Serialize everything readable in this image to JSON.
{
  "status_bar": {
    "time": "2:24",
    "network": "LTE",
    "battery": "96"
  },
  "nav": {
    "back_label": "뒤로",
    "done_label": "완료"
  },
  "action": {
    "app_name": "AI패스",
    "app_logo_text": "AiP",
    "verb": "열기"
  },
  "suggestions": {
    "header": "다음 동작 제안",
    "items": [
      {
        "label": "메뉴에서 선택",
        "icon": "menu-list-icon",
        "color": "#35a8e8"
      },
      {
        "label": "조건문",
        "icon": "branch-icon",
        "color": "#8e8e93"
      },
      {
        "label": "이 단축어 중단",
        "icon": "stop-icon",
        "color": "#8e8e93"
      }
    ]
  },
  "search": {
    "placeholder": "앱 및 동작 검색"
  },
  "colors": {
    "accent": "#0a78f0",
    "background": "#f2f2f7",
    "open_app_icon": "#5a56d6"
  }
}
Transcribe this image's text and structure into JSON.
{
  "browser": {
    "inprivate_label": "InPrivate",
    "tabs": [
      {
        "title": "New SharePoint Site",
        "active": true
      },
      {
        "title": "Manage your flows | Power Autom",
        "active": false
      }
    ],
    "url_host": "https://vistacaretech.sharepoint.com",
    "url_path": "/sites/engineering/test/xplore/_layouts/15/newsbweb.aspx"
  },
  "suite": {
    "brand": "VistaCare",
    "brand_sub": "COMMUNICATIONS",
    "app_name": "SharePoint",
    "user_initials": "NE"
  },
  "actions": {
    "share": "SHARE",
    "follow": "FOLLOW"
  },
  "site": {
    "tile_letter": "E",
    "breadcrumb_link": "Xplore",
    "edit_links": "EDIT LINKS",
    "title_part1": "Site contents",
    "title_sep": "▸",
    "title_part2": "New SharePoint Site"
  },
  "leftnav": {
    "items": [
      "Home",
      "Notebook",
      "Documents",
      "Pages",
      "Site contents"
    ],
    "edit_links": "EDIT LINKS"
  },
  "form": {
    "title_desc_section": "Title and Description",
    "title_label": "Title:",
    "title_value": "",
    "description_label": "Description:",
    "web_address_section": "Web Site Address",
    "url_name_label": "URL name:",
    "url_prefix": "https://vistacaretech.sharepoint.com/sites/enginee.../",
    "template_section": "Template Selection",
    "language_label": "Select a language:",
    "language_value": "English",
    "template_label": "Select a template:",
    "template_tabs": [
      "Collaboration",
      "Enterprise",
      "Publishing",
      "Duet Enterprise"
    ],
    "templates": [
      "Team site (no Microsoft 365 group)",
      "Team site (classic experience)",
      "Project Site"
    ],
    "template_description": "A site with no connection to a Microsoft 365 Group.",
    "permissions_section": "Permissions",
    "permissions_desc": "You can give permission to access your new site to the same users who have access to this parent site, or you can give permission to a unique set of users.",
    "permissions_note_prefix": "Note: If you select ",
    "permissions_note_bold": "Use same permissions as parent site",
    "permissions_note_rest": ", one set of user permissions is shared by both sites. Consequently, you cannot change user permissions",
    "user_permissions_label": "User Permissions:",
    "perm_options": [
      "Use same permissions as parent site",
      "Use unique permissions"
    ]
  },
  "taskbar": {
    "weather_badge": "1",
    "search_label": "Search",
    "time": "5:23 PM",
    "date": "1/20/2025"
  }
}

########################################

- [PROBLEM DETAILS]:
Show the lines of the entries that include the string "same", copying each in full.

- [EXPECTED ANSWER]:
    "permissions_desc": "You can give permission to access your new site to the same users who have access to this parent site, or you can give permission to a unique set of users.",
    "permissions_note_bold": "Use same permissions as parent site",
      "Use same permissions as parent site",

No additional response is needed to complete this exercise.